February is designated as American Heart Month. And while stores are filled with heart-shaped chocolates and red and pink floral arrangements, the hearts we are referring to aren’t metaphorical. Also, I’m not talking about heartworm.
Don’t even get me started on that subject. American Heart Month is all about the organ that keeps all of us alive! Heart disease affects men and women alike. So take care of heart matters in February and all year long.
Shockingly, according to the CDC, one American dies from a coronary event every minute in this country. Not so surprisingly, the best defense against heart disease and Myocardial Infarction (Heart Attack) is to following a daily regimen that includes a healthy diet and plenty of exercise.
- Uncomfortable chest pressure or a squeezing sensation
- Discomfort in the arm, neck, or jaw
- Shortness of breath, cold sweats, or a general feeling of lightheadedness (That’s what I feel when someone pulls on my leash too hard. Take it easy, Pal!)
- Overwhelming, unusual, extreme fatigue.
What can you do to stay heart-healthy?
- Use the stairs instead of elevators. (First, check stair railings and make sure non-slip surfaces are present on each step.)
- Instead of jockeying for premium parking places, purposely park your vehicle away from the front door. I always laugh when I go to big-box retail warehouses. We park far away, and see silly people waiting in their car for five minutes while folks unload their carts, just to save a few steps.
- Track your physical activity by wearing a pedometer. Health experts suggest walking a minimum of 10,000 steps per day. If you’re bringing Fido along, remember that some of us have short legs! Fortunately, we also love to exercise them.
- Take advantage of free or discounted gym memberships offered by some insurance companies and/or employers.
- Follow a heart-healthy diet.
- Eat plenty of fiber. The best way to do this is to include plenty of fruits and vegetables at every meal. It’s also important to get excited about your food. Dried dog food again!! Yay! That’s 845 days in a row!
- Stop eating and drinking foods that contains refined sugar. Soda intake has been linked to increased risk of heart disease.
- Cut diet soda from your diet, as well. Some studies indicate that diet carbonated beverages also increase the risk of heart disease. Personally, I prefer clear, clean water in my bowl.
- Buy fresh ingredients at your local farmer’s market.
- Select organic products, whenever possible.
Additional tips and safety:
- Stock aspirin in your Go-Bag. Studies show that people who experience symptoms of a heart attack can chew an aspirin to reduce the severity of the episode.
- Limit your exposure to second-hand smoke.

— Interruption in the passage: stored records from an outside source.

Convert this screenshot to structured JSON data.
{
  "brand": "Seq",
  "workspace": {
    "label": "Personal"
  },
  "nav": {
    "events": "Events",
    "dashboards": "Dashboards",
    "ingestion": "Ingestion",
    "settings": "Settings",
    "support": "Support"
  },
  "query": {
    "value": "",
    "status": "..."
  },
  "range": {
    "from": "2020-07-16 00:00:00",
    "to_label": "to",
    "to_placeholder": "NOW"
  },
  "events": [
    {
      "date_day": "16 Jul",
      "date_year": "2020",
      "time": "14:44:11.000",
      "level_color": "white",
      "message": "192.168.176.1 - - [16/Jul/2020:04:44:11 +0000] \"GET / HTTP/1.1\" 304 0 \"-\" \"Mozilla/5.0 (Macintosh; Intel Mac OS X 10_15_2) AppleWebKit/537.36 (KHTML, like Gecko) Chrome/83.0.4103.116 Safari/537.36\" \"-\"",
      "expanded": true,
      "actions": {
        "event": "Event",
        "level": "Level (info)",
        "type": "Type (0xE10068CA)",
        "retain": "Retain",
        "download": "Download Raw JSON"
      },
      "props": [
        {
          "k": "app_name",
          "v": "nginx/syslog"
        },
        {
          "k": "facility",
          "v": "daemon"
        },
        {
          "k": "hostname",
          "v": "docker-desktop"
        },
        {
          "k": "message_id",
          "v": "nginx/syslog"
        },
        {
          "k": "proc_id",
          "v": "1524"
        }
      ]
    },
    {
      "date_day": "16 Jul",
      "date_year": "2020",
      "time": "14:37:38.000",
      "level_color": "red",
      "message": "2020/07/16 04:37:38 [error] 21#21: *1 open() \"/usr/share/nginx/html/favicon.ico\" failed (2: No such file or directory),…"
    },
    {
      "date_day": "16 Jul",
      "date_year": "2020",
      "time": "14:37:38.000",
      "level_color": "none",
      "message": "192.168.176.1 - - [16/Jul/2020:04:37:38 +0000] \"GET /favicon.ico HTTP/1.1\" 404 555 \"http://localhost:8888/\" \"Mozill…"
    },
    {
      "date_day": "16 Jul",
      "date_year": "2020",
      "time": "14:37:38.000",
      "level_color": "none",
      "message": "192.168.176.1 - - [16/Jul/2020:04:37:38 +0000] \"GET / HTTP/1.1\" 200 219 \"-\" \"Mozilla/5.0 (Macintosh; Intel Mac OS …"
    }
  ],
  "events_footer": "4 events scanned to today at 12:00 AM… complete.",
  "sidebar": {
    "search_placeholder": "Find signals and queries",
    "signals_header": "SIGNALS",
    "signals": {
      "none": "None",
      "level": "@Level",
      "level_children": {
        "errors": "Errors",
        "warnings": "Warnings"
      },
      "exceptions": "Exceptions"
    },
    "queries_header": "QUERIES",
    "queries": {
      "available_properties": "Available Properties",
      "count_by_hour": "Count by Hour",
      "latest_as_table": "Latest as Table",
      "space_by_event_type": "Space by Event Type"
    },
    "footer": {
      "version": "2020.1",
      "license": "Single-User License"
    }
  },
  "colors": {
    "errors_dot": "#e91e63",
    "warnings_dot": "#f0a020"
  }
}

You’re inhaling tar for Pete’s sake!
- Try not to stress out. Most medical professionals agree that people who are under a lot of stress have an increased risk of heart disease.
- Take advantage of programs such as The Heart Truth, which provides tools for preventing and treating heart-related health problems.
- Take a CPR class, so the signs and symptoms of heart attack will become second nature. And don’t forget about CPR for dogs and cats!
While disaster planning for earthquakes, fires, and mudslides is a no-brainer, it is equally critical to prepare for smaller-scale but no less serious disasters such as heart disease, which claims millions of lives. So Go Red not just in February, but all year long.
When a disaster strikes, prior planning and clear decisive action can help save lives. For the latest emergency management training for facility/building managers, contact RJ Westmore, Inc. Our new Version 2.0 e-based training system offers the best emergency training system with automated and integrated features. Visit RJWestmore.com for more information and remember to BE SAFE.